A novel high-temperature plasma tube has been developed that overcomes the meltdown problem of the conventional water- and gas-cooled quartz plasma tubes commonly used. The key feature of this system is the placement of heavywalled, water-cooled copper fingers inside a quartz mantle to shield the mantle from the intense radiation of the plasma. The copper fingers act as transformers to couple the plasma to the applied rf field.

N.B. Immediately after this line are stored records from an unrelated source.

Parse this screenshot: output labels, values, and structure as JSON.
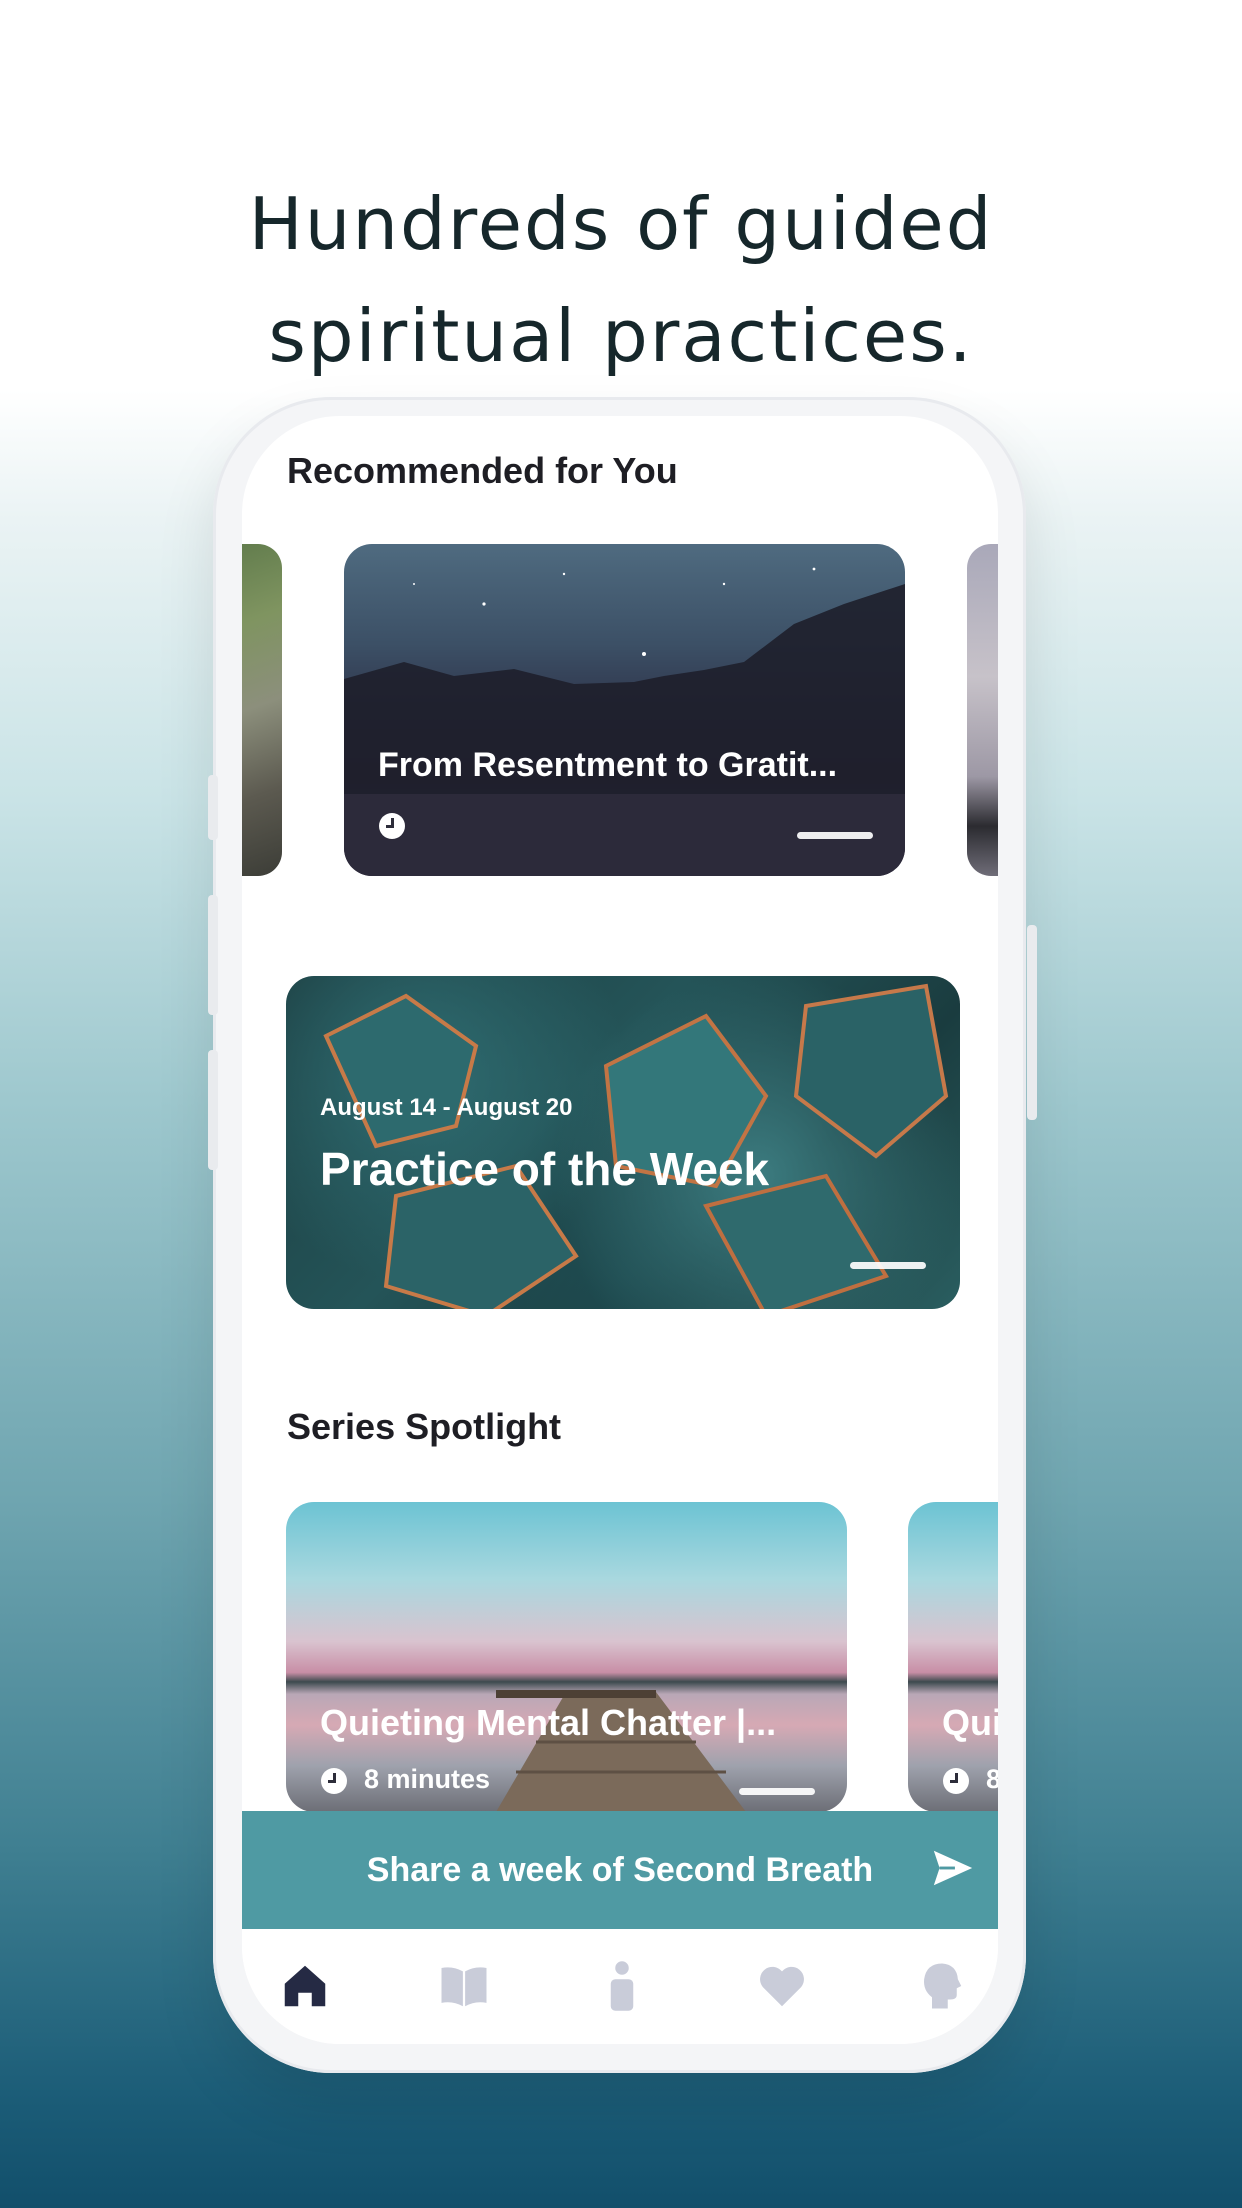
{
  "headline": {
    "line1": "Hundreds of guided",
    "line2": "spiritual practices."
  },
  "sections": {
    "recommended_title": "Recommended for You",
    "series_title": "Series Spotlight"
  },
  "recommended_card": {
    "title": "From Resentment to Gratit..."
  },
  "practice_card": {
    "dates": "August 14 - August 20",
    "title": "Practice of the Week"
  },
  "series_card": {
    "title": "Quieting Mental Chatter |...",
    "duration": "8 minutes"
  },
  "series_card_peek": {
    "title": "Qui",
    "duration": "8"
  },
  "share_bar": {
    "label": "Share a week of Second Breath",
    "icon": "send-icon"
  },
  "tabs": [
    {
      "name": "home",
      "icon": "home-icon",
      "active": true
    },
    {
      "name": "library",
      "icon": "book-icon",
      "active": false
    },
    {
      "name": "practice",
      "icon": "person-icon",
      "active": false
    },
    {
      "name": "favorites",
      "icon": "heart-icon",
      "active": false
    },
    {
      "name": "profile",
      "icon": "head-icon",
      "active": false
    }
  ],
  "colors": {
    "accent": "#4f9aa3",
    "tab_active": "#252a44",
    "tab_inactive": "#c9ccd9",
    "headline": "#16272b"
  }
}
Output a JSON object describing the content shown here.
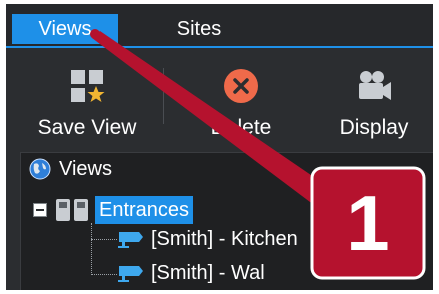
{
  "tabs": {
    "views": "Views",
    "sites": "Sites",
    "active": "Views"
  },
  "toolbar": {
    "save_view": "Save View",
    "delete": "Delete",
    "display": "Display"
  },
  "tree": {
    "root": "Views",
    "group": "Entrances",
    "group_expanded": true,
    "items": [
      "[Smith] - Kitchen",
      "[Smith] - Wal"
    ]
  },
  "callout": {
    "number": "1",
    "color": "#b5122e"
  },
  "colors": {
    "accent": "#1e90e8",
    "delete_icon": "#ef6a4a",
    "background": "#2b2d30"
  },
  "icons": [
    "save-view-icon",
    "delete-icon",
    "display-camera-icon",
    "globe-icon",
    "collapse-minus-icon",
    "cameras-group-icon",
    "camera-icon"
  ]
}
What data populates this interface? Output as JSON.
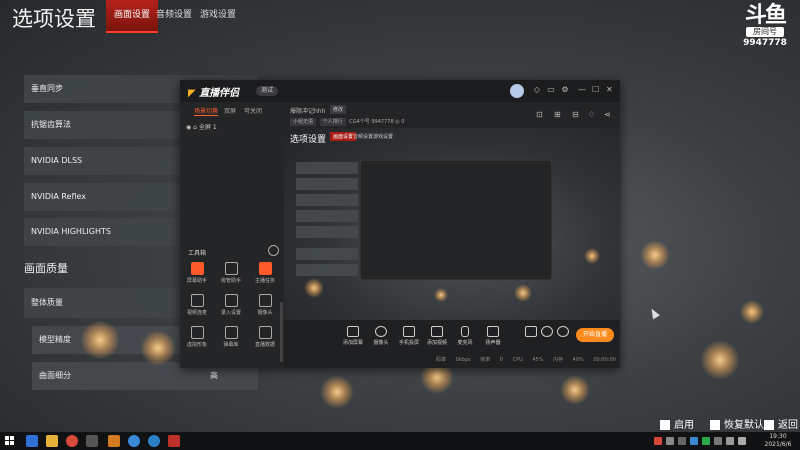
{
  "game": {
    "title": "选项设置",
    "tabs": [
      {
        "label": "画面设置",
        "active": true
      },
      {
        "label": "音频设置",
        "active": false
      },
      {
        "label": "游戏设置",
        "active": false
      }
    ],
    "brand": {
      "logo": "斗鱼",
      "room_label": "房间号",
      "room_number": "9947778"
    }
  },
  "settings": {
    "rows": [
      {
        "label": "垂直同步"
      },
      {
        "label": "抗锯齿算法"
      },
      {
        "label": "NVIDIA DLSS"
      },
      {
        "label": "NVIDIA Reflex"
      },
      {
        "label": "NVIDIA HIGHLIGHTS"
      }
    ],
    "section_heading": "画面质量",
    "quality_label": "整体质量",
    "sub_rows": [
      {
        "label": "模型精度"
      },
      {
        "label": "曲面细分",
        "value": "高"
      }
    ]
  },
  "app": {
    "logo": "直播伴侣",
    "badge": "测试",
    "scene_tabs": [
      {
        "label": "场景切换",
        "active": true
      },
      {
        "label": "双屏",
        "active": false
      },
      {
        "label": "可关闭",
        "active": false
      }
    ],
    "scene_item": "全屏 1",
    "tools_label": "工具箱",
    "tools": [
      {
        "label": "屏幕助手",
        "highlight": true
      },
      {
        "label": "房管助手",
        "highlight": false
      },
      {
        "label": "主播任务",
        "highlight": true
      },
      {
        "label": "视频连麦",
        "highlight": false
      },
      {
        "label": "录入设置",
        "highlight": false
      },
      {
        "label": "摄像头",
        "highlight": false
      },
      {
        "label": "虚拟形象",
        "highlight": false
      },
      {
        "label": "弹幕库",
        "highlight": false
      },
      {
        "label": "直播数据",
        "highlight": false
      }
    ],
    "room": {
      "title": "爆限冲记hhh",
      "tag": "修改",
      "chips": [
        "小组无语",
        "个人排行"
      ],
      "id_text": "CG4个号",
      "id_value": "9947778",
      "viewers": "0"
    },
    "preview": {
      "title": "选项设置",
      "tabs": [
        {
          "label": "画面设置",
          "active": true
        },
        {
          "label": "音频设置",
          "active": false
        },
        {
          "label": "游戏设置",
          "active": false
        }
      ]
    },
    "bottom_tools": [
      {
        "label": "添加屏幕"
      },
      {
        "label": "摄像头"
      },
      {
        "label": "手机投屏"
      },
      {
        "label": "添加视频"
      },
      {
        "label": "麦克风"
      },
      {
        "label": "扬声器"
      }
    ],
    "start_label": "开始直播",
    "status": [
      "码率 0kbps",
      "帧率 0",
      "CPU 45%",
      "内存 40%",
      "00:00:00"
    ]
  },
  "overlay_hints": [
    "启用",
    "恢复默认",
    "返回"
  ],
  "taskbar": {
    "time": "19:30",
    "date": "2021/6/6"
  },
  "colors": {
    "accent_red": "#b4221a",
    "accent_orange": "#ff8a1e"
  }
}
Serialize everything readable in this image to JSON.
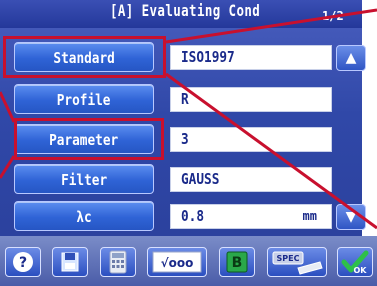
{
  "header": {
    "title": "[A] Evaluating Cond",
    "page_indicator": "1/2"
  },
  "rows": [
    {
      "label": "Standard",
      "value": "ISO1997"
    },
    {
      "label": "Profile",
      "value": "R"
    },
    {
      "label": "Parameter",
      "value": "3"
    },
    {
      "label": "Filter",
      "value": "GAUSS"
    },
    {
      "label": "λc",
      "value": "0.8",
      "unit": "mm"
    }
  ],
  "toolbar": {
    "buttons": [
      {
        "icon": "help-icon",
        "text": "?"
      },
      {
        "icon": "save-icon",
        "text": ""
      },
      {
        "icon": "calculator-icon",
        "text": ""
      },
      {
        "icon": "sqrt-icon",
        "text": "√ooo"
      },
      {
        "icon": "b-icon",
        "text": "B"
      },
      {
        "icon": "spec-icon",
        "text": "SPEC"
      },
      {
        "icon": "ok-icon",
        "text": "OK"
      }
    ]
  },
  "colors": {
    "highlight": "#c8102e",
    "panel": "#3048a8",
    "button": "#2f63d6"
  }
}
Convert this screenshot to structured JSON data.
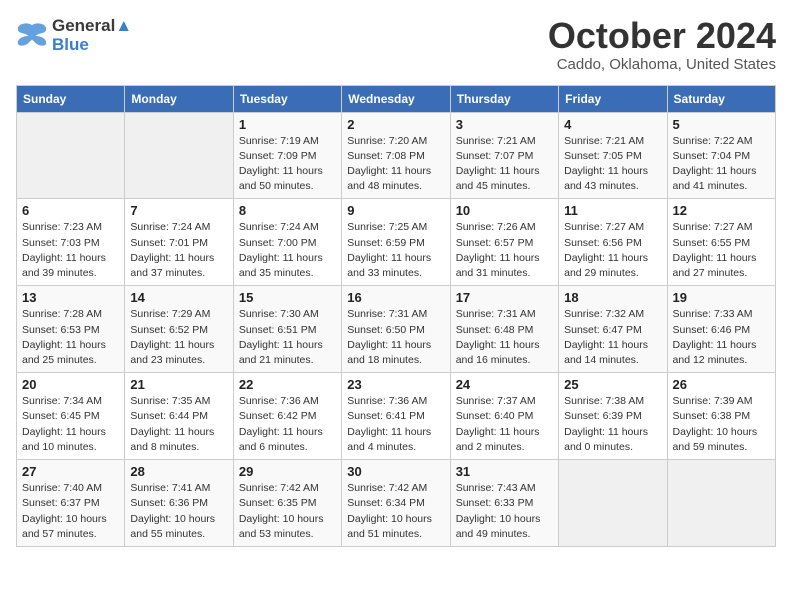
{
  "header": {
    "logo_line1": "General",
    "logo_line2": "Blue",
    "month": "October 2024",
    "location": "Caddo, Oklahoma, United States"
  },
  "weekdays": [
    "Sunday",
    "Monday",
    "Tuesday",
    "Wednesday",
    "Thursday",
    "Friday",
    "Saturday"
  ],
  "weeks": [
    [
      {
        "day": "",
        "sunrise": "",
        "sunset": "",
        "daylight": ""
      },
      {
        "day": "",
        "sunrise": "",
        "sunset": "",
        "daylight": ""
      },
      {
        "day": "1",
        "sunrise": "Sunrise: 7:19 AM",
        "sunset": "Sunset: 7:09 PM",
        "daylight": "Daylight: 11 hours and 50 minutes."
      },
      {
        "day": "2",
        "sunrise": "Sunrise: 7:20 AM",
        "sunset": "Sunset: 7:08 PM",
        "daylight": "Daylight: 11 hours and 48 minutes."
      },
      {
        "day": "3",
        "sunrise": "Sunrise: 7:21 AM",
        "sunset": "Sunset: 7:07 PM",
        "daylight": "Daylight: 11 hours and 45 minutes."
      },
      {
        "day": "4",
        "sunrise": "Sunrise: 7:21 AM",
        "sunset": "Sunset: 7:05 PM",
        "daylight": "Daylight: 11 hours and 43 minutes."
      },
      {
        "day": "5",
        "sunrise": "Sunrise: 7:22 AM",
        "sunset": "Sunset: 7:04 PM",
        "daylight": "Daylight: 11 hours and 41 minutes."
      }
    ],
    [
      {
        "day": "6",
        "sunrise": "Sunrise: 7:23 AM",
        "sunset": "Sunset: 7:03 PM",
        "daylight": "Daylight: 11 hours and 39 minutes."
      },
      {
        "day": "7",
        "sunrise": "Sunrise: 7:24 AM",
        "sunset": "Sunset: 7:01 PM",
        "daylight": "Daylight: 11 hours and 37 minutes."
      },
      {
        "day": "8",
        "sunrise": "Sunrise: 7:24 AM",
        "sunset": "Sunset: 7:00 PM",
        "daylight": "Daylight: 11 hours and 35 minutes."
      },
      {
        "day": "9",
        "sunrise": "Sunrise: 7:25 AM",
        "sunset": "Sunset: 6:59 PM",
        "daylight": "Daylight: 11 hours and 33 minutes."
      },
      {
        "day": "10",
        "sunrise": "Sunrise: 7:26 AM",
        "sunset": "Sunset: 6:57 PM",
        "daylight": "Daylight: 11 hours and 31 minutes."
      },
      {
        "day": "11",
        "sunrise": "Sunrise: 7:27 AM",
        "sunset": "Sunset: 6:56 PM",
        "daylight": "Daylight: 11 hours and 29 minutes."
      },
      {
        "day": "12",
        "sunrise": "Sunrise: 7:27 AM",
        "sunset": "Sunset: 6:55 PM",
        "daylight": "Daylight: 11 hours and 27 minutes."
      }
    ],
    [
      {
        "day": "13",
        "sunrise": "Sunrise: 7:28 AM",
        "sunset": "Sunset: 6:53 PM",
        "daylight": "Daylight: 11 hours and 25 minutes."
      },
      {
        "day": "14",
        "sunrise": "Sunrise: 7:29 AM",
        "sunset": "Sunset: 6:52 PM",
        "daylight": "Daylight: 11 hours and 23 minutes."
      },
      {
        "day": "15",
        "sunrise": "Sunrise: 7:30 AM",
        "sunset": "Sunset: 6:51 PM",
        "daylight": "Daylight: 11 hours and 21 minutes."
      },
      {
        "day": "16",
        "sunrise": "Sunrise: 7:31 AM",
        "sunset": "Sunset: 6:50 PM",
        "daylight": "Daylight: 11 hours and 18 minutes."
      },
      {
        "day": "17",
        "sunrise": "Sunrise: 7:31 AM",
        "sunset": "Sunset: 6:48 PM",
        "daylight": "Daylight: 11 hours and 16 minutes."
      },
      {
        "day": "18",
        "sunrise": "Sunrise: 7:32 AM",
        "sunset": "Sunset: 6:47 PM",
        "daylight": "Daylight: 11 hours and 14 minutes."
      },
      {
        "day": "19",
        "sunrise": "Sunrise: 7:33 AM",
        "sunset": "Sunset: 6:46 PM",
        "daylight": "Daylight: 11 hours and 12 minutes."
      }
    ],
    [
      {
        "day": "20",
        "sunrise": "Sunrise: 7:34 AM",
        "sunset": "Sunset: 6:45 PM",
        "daylight": "Daylight: 11 hours and 10 minutes."
      },
      {
        "day": "21",
        "sunrise": "Sunrise: 7:35 AM",
        "sunset": "Sunset: 6:44 PM",
        "daylight": "Daylight: 11 hours and 8 minutes."
      },
      {
        "day": "22",
        "sunrise": "Sunrise: 7:36 AM",
        "sunset": "Sunset: 6:42 PM",
        "daylight": "Daylight: 11 hours and 6 minutes."
      },
      {
        "day": "23",
        "sunrise": "Sunrise: 7:36 AM",
        "sunset": "Sunset: 6:41 PM",
        "daylight": "Daylight: 11 hours and 4 minutes."
      },
      {
        "day": "24",
        "sunrise": "Sunrise: 7:37 AM",
        "sunset": "Sunset: 6:40 PM",
        "daylight": "Daylight: 11 hours and 2 minutes."
      },
      {
        "day": "25",
        "sunrise": "Sunrise: 7:38 AM",
        "sunset": "Sunset: 6:39 PM",
        "daylight": "Daylight: 11 hours and 0 minutes."
      },
      {
        "day": "26",
        "sunrise": "Sunrise: 7:39 AM",
        "sunset": "Sunset: 6:38 PM",
        "daylight": "Daylight: 10 hours and 59 minutes."
      }
    ],
    [
      {
        "day": "27",
        "sunrise": "Sunrise: 7:40 AM",
        "sunset": "Sunset: 6:37 PM",
        "daylight": "Daylight: 10 hours and 57 minutes."
      },
      {
        "day": "28",
        "sunrise": "Sunrise: 7:41 AM",
        "sunset": "Sunset: 6:36 PM",
        "daylight": "Daylight: 10 hours and 55 minutes."
      },
      {
        "day": "29",
        "sunrise": "Sunrise: 7:42 AM",
        "sunset": "Sunset: 6:35 PM",
        "daylight": "Daylight: 10 hours and 53 minutes."
      },
      {
        "day": "30",
        "sunrise": "Sunrise: 7:42 AM",
        "sunset": "Sunset: 6:34 PM",
        "daylight": "Daylight: 10 hours and 51 minutes."
      },
      {
        "day": "31",
        "sunrise": "Sunrise: 7:43 AM",
        "sunset": "Sunset: 6:33 PM",
        "daylight": "Daylight: 10 hours and 49 minutes."
      },
      {
        "day": "",
        "sunrise": "",
        "sunset": "",
        "daylight": ""
      },
      {
        "day": "",
        "sunrise": "",
        "sunset": "",
        "daylight": ""
      }
    ]
  ]
}
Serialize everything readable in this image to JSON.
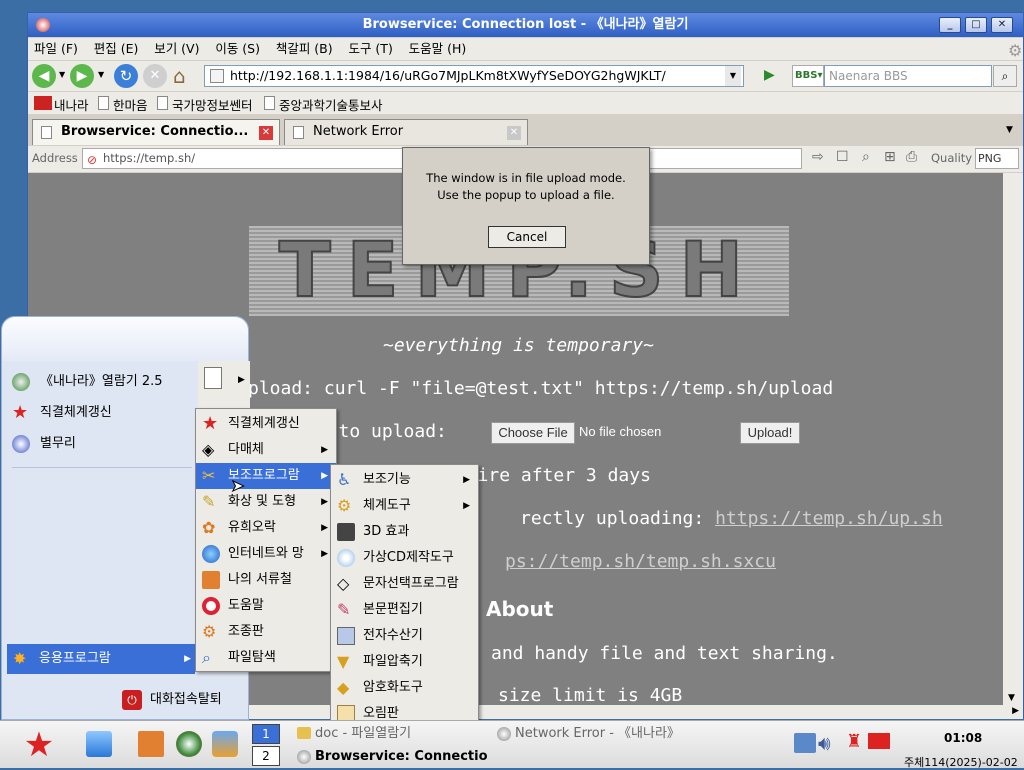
{
  "window": {
    "title": "Browservice: Connection lost - 《내나라》열람기"
  },
  "menu": [
    "파일 (F)",
    "편집 (E)",
    "보기 (V)",
    "이동 (S)",
    "책갈피 (B)",
    "도구 (T)",
    "도움말 (H)"
  ],
  "nav": {
    "url": "http://192.168.1.1:1984/16/uRGo7MJpLKm8tXWyfYSeDOYG2hgWJKLT/",
    "search_engine": "BBS",
    "search_placeholder": "Naenara BBS"
  },
  "bookmarks": [
    "내나라",
    "한마음",
    "국가망정보쎈터",
    "중앙과학기술통보사"
  ],
  "tabs": [
    {
      "label": "Browservice: Connectio..."
    },
    {
      "label": "Network Error"
    }
  ],
  "addr": {
    "label": "Address",
    "url": "https://temp.sh/",
    "quality_label": "Quality",
    "quality_value": "PNG"
  },
  "page": {
    "logo": "TEMP.SH",
    "tagline": "~everything is temporary~",
    "upload_cmd": "pload: curl -F \"file=@test.txt\" https://temp.sh/upload",
    "file_label": "le to upload:",
    "choose": "Choose File",
    "nofile": "No file chosen",
    "upload_btn": "Upload!",
    "expire": "Files expire after 3 days",
    "direct_pre": "rectly uploading: ",
    "direct_link": "https://temp.sh/up.sh",
    "sxcu": "ps://temp.sh/temp.sh.sxcu",
    "about": "About",
    "about_text": "and handy file and text sharing.",
    "limit_text": "size limit is 4GB"
  },
  "dialog": {
    "line1": "The window is in file upload mode.",
    "line2": "Use the popup to upload a file.",
    "cancel": "Cancel"
  },
  "start": {
    "items": [
      "《내나라》열람기 2.5",
      "직결체계갱신",
      "별무리"
    ],
    "apps": "응용프로그람",
    "logout": "대화접속탈퇴"
  },
  "sub1": [
    "직결체계갱신",
    "다매체",
    "보조프로그람",
    "화상 및 도형",
    "유희오락",
    "인터네트와 망",
    "나의 서류철",
    "도움말",
    "조종판",
    "파일탐색"
  ],
  "sub2": [
    "보조기능",
    "체계도구",
    "3D 효과",
    "가상CD제작도구",
    "문자선택프로그람",
    "본문편집기",
    "전자수산기",
    "파일압축기",
    "암호화도구",
    "오림판"
  ],
  "taskbar": {
    "tasks": [
      "doc - 파일열람기",
      "Network Error - 《내나라》",
      "Browservice: Connectio"
    ],
    "workspaces": [
      "1",
      "2"
    ],
    "time": "01:08",
    "date": "주체114(2025)-02-02"
  },
  "colors": {
    "title": "#2f5fc4",
    "selection": "#3a6fd8",
    "content": "#808080"
  }
}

This system has been used to produce ultrafine, ultrapure silicon carbide powder by reaction of silane and methane. Powder of β-SiC has been obtained with a BET surface area of >160 m2 /g and a particle size range of 10 to 20 nm as measured by TEM. Likewise, powder of silicon nitride has been synthesized by reaction of silane and ammonia in the plasma. The resulting powder is approximately 50% Si3N4 with a mixture of α- and β-polymorphic forms. Boron carbide has also been successfully synthesized from diborane and methane.